“RG” doesn’t stand for anything

A lot of people will tell you that the “RG” in “RG6” stands for “Radio Guide” which is all well and good except that there doesn’t seem to be any evidence of that. It’s like how some people think “SOS” stands for “Save our Ship” when it’s really just an easy way to send a distress call in Morse code. It’s just as likely that the person who defined the specification worked one called “RF” before it and “RH” after it. The military, while efficient, is not always known for its artistry.

What we can say is that the military spec known as the “Joint Electronics Type Designation System” defines cable type RG-6/U in some of its earliest specification lists, with type R meaning capable of being used for radio, type G meaning good for use with telegraphy (look this is an old standard, and “/U” applied to anything intended for universal use, in other words, it was good for civilians as well. The “6” part seems to be fairly random, as is the designation of other coaxial cables as RG5, RG58, RG59, and RG11.

What makes RG6 cable RG6 cable

Today there is a general agreement as to RG6 cable having a an 18AWG center conductor and 75 ohm impedance. By the way, AWG stands for “American Wire Gauge” and defines a specific circumference. (You can learn more about wire gauge here.) There is no policing body stopping someone from calling an inferior cable RG6, although there are specifications which are more regulated.

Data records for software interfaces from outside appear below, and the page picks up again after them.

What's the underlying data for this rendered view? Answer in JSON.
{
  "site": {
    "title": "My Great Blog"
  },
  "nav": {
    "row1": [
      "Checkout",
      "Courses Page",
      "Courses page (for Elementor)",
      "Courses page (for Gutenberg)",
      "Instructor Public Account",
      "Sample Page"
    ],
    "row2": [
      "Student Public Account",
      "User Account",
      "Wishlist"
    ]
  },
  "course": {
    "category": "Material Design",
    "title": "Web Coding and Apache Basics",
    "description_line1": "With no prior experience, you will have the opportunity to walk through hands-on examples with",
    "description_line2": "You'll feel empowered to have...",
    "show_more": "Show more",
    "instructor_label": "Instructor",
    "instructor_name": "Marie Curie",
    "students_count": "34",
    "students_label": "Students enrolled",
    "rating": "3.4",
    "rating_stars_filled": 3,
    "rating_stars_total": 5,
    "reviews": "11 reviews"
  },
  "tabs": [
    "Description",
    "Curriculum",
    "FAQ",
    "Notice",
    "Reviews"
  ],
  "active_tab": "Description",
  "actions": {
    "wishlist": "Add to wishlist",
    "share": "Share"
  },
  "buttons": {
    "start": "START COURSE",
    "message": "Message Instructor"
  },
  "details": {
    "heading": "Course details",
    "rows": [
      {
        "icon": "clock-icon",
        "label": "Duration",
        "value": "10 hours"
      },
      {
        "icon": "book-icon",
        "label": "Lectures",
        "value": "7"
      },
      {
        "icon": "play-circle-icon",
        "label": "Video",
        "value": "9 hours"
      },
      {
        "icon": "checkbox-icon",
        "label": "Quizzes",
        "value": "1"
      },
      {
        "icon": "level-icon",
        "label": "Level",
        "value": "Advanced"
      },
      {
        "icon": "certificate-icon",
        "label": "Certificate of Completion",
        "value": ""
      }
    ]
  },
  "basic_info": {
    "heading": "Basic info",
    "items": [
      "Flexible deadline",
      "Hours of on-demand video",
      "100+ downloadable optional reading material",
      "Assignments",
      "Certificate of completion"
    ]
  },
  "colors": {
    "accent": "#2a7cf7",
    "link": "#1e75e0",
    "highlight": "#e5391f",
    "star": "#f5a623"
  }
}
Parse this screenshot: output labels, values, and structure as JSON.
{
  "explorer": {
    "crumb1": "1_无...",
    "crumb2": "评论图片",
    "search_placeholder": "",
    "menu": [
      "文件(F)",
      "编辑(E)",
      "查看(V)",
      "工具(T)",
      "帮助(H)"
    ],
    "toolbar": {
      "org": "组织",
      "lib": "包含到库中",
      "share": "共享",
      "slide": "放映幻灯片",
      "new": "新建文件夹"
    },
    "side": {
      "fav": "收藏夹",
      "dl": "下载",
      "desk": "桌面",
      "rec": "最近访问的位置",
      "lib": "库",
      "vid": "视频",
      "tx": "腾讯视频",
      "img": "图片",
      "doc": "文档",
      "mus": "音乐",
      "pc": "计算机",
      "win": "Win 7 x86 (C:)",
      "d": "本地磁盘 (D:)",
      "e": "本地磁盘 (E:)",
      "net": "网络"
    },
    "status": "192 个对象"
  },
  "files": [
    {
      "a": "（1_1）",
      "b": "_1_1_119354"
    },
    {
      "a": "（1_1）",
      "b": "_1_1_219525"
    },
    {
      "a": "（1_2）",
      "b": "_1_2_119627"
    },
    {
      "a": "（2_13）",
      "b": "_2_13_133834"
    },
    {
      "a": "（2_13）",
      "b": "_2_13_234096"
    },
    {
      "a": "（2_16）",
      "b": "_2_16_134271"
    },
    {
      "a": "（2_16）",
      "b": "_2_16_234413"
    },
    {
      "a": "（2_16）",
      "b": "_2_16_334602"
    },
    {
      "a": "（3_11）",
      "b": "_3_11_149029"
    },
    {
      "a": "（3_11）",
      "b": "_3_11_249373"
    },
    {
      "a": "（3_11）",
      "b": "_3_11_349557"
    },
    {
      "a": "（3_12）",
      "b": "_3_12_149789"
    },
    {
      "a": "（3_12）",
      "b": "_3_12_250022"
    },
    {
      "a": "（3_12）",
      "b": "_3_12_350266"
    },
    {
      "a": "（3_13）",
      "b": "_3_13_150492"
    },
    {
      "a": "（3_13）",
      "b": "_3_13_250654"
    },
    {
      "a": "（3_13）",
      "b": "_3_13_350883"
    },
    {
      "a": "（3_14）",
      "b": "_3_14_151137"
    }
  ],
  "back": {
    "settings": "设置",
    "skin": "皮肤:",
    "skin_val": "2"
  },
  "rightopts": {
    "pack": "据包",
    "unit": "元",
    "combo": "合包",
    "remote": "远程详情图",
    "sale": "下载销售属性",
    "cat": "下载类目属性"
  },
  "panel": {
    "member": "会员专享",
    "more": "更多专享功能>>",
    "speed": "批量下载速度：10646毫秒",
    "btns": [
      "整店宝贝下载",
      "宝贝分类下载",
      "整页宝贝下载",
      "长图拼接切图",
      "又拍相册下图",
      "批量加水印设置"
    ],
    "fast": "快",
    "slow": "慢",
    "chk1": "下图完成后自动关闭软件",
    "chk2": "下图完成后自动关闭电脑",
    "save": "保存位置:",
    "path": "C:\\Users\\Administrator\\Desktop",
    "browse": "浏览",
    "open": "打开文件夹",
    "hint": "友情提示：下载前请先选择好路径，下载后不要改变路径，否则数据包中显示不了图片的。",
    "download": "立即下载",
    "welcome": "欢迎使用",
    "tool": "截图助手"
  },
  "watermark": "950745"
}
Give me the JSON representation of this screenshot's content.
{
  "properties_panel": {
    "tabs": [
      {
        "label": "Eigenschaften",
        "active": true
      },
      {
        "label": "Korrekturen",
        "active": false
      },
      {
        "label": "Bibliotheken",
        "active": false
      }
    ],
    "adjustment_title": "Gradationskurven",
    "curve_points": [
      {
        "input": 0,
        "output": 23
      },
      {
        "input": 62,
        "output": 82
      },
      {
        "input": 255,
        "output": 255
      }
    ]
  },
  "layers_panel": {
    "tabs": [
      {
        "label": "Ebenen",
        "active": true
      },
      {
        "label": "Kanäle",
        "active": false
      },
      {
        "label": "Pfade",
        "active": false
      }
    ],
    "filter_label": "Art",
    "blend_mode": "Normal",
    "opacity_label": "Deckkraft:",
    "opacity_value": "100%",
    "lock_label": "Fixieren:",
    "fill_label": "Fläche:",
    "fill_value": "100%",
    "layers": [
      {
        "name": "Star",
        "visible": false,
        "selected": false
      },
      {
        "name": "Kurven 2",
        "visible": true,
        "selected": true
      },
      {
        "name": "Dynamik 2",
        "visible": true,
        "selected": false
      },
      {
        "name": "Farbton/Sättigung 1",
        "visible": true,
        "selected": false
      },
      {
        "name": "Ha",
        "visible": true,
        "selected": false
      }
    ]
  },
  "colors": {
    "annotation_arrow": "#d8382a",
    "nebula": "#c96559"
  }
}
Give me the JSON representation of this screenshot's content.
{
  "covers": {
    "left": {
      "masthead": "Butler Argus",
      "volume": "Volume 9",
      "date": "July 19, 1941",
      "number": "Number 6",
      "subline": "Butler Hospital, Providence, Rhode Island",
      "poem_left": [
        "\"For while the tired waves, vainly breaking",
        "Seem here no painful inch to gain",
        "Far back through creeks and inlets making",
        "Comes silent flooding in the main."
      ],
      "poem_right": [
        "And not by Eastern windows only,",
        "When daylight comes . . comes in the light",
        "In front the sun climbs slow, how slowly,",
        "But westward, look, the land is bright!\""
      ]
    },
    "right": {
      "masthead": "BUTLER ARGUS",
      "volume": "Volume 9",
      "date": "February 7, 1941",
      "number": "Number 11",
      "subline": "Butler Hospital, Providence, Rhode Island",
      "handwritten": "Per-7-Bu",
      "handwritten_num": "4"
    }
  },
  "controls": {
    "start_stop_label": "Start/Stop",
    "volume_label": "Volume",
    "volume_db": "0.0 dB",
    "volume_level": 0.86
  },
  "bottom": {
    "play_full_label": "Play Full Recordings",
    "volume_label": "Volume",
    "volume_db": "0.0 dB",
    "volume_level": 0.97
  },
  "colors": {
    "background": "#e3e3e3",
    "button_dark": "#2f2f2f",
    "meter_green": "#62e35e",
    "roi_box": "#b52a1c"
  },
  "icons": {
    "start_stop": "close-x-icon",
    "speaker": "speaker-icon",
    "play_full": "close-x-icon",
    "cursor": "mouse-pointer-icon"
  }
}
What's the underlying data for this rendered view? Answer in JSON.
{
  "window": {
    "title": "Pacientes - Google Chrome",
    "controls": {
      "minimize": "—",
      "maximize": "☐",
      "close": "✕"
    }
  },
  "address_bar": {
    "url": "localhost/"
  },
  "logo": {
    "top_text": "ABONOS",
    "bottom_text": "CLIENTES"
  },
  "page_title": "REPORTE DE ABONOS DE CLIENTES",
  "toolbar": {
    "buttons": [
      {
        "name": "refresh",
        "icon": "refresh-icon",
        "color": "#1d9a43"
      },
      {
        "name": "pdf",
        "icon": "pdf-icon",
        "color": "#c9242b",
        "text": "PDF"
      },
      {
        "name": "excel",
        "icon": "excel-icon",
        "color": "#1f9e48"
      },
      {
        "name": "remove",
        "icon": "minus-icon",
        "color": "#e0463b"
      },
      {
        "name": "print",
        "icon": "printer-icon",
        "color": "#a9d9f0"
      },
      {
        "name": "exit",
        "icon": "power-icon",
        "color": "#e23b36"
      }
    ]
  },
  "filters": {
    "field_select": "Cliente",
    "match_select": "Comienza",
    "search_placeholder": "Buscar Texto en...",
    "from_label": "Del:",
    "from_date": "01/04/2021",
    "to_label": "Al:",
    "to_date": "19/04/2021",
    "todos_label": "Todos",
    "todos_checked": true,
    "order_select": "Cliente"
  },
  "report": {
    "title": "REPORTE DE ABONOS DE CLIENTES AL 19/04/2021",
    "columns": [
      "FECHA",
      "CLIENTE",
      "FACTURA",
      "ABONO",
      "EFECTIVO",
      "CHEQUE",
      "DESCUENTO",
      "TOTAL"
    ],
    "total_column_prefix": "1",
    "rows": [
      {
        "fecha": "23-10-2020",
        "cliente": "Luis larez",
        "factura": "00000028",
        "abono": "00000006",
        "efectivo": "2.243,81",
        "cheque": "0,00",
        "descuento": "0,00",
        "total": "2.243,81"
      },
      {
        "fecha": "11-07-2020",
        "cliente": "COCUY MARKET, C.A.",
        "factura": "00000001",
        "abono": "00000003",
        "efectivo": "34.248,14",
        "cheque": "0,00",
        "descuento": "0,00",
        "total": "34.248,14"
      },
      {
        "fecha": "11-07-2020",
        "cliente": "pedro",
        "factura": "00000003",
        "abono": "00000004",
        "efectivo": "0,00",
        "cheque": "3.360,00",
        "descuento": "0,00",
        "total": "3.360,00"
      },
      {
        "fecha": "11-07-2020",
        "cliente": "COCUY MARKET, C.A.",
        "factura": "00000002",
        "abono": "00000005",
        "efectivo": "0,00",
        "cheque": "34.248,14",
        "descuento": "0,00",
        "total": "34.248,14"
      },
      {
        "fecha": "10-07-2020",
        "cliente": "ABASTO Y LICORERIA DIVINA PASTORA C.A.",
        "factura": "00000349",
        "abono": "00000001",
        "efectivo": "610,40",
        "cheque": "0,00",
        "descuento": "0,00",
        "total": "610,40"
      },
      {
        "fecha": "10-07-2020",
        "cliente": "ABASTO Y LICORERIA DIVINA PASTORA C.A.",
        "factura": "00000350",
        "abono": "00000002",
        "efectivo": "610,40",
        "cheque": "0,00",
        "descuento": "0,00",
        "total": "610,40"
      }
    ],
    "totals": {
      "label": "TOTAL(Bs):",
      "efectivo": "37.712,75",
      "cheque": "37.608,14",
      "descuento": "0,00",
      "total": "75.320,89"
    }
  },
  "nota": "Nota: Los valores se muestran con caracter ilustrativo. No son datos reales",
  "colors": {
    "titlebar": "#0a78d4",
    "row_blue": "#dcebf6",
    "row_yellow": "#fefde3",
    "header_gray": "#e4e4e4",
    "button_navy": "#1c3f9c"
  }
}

Out in the real world though, an RG6 cable from one manufacturer often works as well as one from another manufacturer. The difference comes with specific uses. Some cables go through sweep testing so we know they work with satellite’s high frequency. There are cables that have solid copper in the center so that they can carry current as well as signal. Some cables even work perfectly legally in air spaces. These plenum-rated cables have no toxic compounds so they will not give off deadly fumes in a fire. Put aside those special cases though, and one RG6 cable is going to be similar to another.

On the other hand, RG59 cable has a much looser definition. Because the RG59 standard defines a cable that’s not as robust as RG6, there’s a lot of variety. Some cables labeled “RG59” measure barely thicker than headphone cables, while some are rejected RG6 cables.

Get the best cable from Solid Signal

Whether you’re looking for satellite-rated RG6 cable or something much less common, you’ll find the best selection of cables, both premade and bulk, by shopping at Solid Signal.

About the Author

Stuart Sweet
Stuart Sweet is the editor-in-chief of The Solid Signal Blog and a "master plumber" at Signal Group, LLC. He is the author of over 6,000 articles and longform tutorials including many posted here. Reach him by clicking on "Contact the Editor" at the bottom of this page.